Frustrated parents can also file a complaint with the state. District leaders say some of the parents now protesting have previously filed state complaints or taken the matter to court — and lost.
Kathrine Francis, executive director of Broward’s Exceptional Student Education department, said such disputes are an “emotional” battle in which parents can find it difficult to move on.
“You’re a parent fighting for your child,” Francis said. “Some fight harder, they fight stronger and longer.”
Of nearly 33,000 special-needs students in Broward, Francis stresses that fewer than 1 percent are the subject of due process court battles. Parents critical of the district say that statistic can be misleading, as fighting in court can be so intimidating (and expensive, if attorneys are hired) that many unhappy parents don’t bother.

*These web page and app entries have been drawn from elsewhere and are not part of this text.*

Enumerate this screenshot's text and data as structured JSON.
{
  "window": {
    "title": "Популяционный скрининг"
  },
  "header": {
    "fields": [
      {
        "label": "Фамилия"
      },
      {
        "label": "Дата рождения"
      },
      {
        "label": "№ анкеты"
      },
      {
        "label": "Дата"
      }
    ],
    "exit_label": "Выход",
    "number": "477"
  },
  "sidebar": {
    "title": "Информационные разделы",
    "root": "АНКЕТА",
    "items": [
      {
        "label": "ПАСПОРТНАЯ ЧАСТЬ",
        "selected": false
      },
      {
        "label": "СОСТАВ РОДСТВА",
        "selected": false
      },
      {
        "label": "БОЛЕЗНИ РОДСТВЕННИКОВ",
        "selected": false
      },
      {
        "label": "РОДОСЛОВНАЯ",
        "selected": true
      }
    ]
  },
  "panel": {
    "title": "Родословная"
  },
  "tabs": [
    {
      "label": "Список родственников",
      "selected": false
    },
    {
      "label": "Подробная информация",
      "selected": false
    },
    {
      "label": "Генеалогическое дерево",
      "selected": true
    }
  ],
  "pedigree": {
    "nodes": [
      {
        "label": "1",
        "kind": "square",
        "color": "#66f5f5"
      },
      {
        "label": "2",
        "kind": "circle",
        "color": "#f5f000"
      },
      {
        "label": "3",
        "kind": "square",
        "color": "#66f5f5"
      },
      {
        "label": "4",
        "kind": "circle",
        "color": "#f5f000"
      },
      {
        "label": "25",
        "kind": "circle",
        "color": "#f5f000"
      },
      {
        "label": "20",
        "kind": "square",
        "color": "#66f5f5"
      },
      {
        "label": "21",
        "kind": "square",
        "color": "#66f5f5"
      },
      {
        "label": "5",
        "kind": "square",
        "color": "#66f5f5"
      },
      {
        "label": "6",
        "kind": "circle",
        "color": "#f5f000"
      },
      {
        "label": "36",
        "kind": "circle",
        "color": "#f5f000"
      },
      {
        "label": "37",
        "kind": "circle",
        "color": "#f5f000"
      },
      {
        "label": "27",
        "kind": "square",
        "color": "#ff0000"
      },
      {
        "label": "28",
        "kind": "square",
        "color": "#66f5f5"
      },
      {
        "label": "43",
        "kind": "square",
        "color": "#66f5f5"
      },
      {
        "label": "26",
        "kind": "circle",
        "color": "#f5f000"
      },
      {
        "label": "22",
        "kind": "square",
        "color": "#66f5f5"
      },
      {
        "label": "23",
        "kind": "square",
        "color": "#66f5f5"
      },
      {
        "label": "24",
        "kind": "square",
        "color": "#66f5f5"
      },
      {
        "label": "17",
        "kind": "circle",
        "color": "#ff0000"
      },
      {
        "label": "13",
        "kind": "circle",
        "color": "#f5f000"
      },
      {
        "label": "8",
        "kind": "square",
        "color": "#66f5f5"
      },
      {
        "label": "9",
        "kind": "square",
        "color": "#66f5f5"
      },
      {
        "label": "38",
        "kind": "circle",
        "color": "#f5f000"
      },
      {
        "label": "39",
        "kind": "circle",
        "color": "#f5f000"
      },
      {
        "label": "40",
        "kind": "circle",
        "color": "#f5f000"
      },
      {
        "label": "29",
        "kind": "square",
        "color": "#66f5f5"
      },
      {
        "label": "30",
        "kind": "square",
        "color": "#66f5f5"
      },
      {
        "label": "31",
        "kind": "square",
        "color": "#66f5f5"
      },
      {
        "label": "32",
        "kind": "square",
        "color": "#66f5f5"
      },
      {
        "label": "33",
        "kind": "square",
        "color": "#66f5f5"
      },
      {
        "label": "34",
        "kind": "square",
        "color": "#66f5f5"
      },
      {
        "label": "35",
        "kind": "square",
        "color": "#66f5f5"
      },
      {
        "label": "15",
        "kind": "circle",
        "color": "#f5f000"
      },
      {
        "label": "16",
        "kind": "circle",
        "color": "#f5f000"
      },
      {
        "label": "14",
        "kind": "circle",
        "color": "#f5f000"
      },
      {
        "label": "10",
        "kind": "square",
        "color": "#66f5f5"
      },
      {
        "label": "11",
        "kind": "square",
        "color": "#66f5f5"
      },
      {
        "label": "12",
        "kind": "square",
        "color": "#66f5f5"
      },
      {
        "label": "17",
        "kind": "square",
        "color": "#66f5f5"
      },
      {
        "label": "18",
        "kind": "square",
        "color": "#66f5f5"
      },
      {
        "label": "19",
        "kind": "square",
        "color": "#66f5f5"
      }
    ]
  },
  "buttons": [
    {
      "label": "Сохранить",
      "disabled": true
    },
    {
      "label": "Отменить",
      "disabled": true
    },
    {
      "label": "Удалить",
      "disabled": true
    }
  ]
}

In 2009, the Florida Department of Education organized a special on-site visit to Broward’s special-needs student programs. In a report summarizing that visit, the state wrote that one of the reasons it picked Broward was the large number of dispute resolution requests coming from the district’s special-needs parents. While still a minority of the families served, Broward’s percentage of due process court cases, complaints to the state from parents, and mediation sessions was more than 50 percent higher than the state average.
“I am shocked by that number,” said Broward School Board member Katie Leach, who spent years teaching special-needs students in the district, and is herself the mother of a special-needs child. Leach for a time worked as a special-needs consultant for Nova Southeastern University, and traveled the country setting up student programs in other school districts.
“Comparatively, Broward wasn’t perfect, but was much further ahead of the curve in the quality of programs that we’re providing kids,” Leach said. She still believes Broward’s special-needs care is top-notch, though mistakes can always occur.
For the 2011-12 school year, state figures show both Miami-Dade and Broward school districts had the same number of parent dispute resolution requests (50), though Miami-Dade’s came from a significantly larger pool of students.
Regarding the planned closures of two special-needs educational centers, Leach said the under enrollment there is a direct consequence of federal rules that require disabled students to be placed in a traditional school setting whenever possible. By consolidating the centers, Leach said Broward will have the resources to offer kids a wider range of elective classes, and students can be broken into groups by grade level — as opposed to teaching different grades all at once because the current schools are so small.
That sales pitch isn’t working with many parents, however. They complain about having no real input in the district’s decision-making process, and they say administrators fail to grasp how damaging these forced relocations will be. Parent Mellissa Smith said the unique sense of community at Wingate Oaks has allowed her son, Ellijah, who is autistic and non-verbal, to get over his separation anxiety and enjoy attending school. At 13 years old, Ellijah is finally potty trained, and for the first time in his life has made friends with classmates. Staff at the school intuitively understand the meaning of Ellijah’s different silent gestures, Smith said.
“He’s going to go back to ‘throwing poo’ days, because all of this is being taken from him,” Smith said. “He has friends ... I never thought he would have friends ... little stuff like that, it matters big.”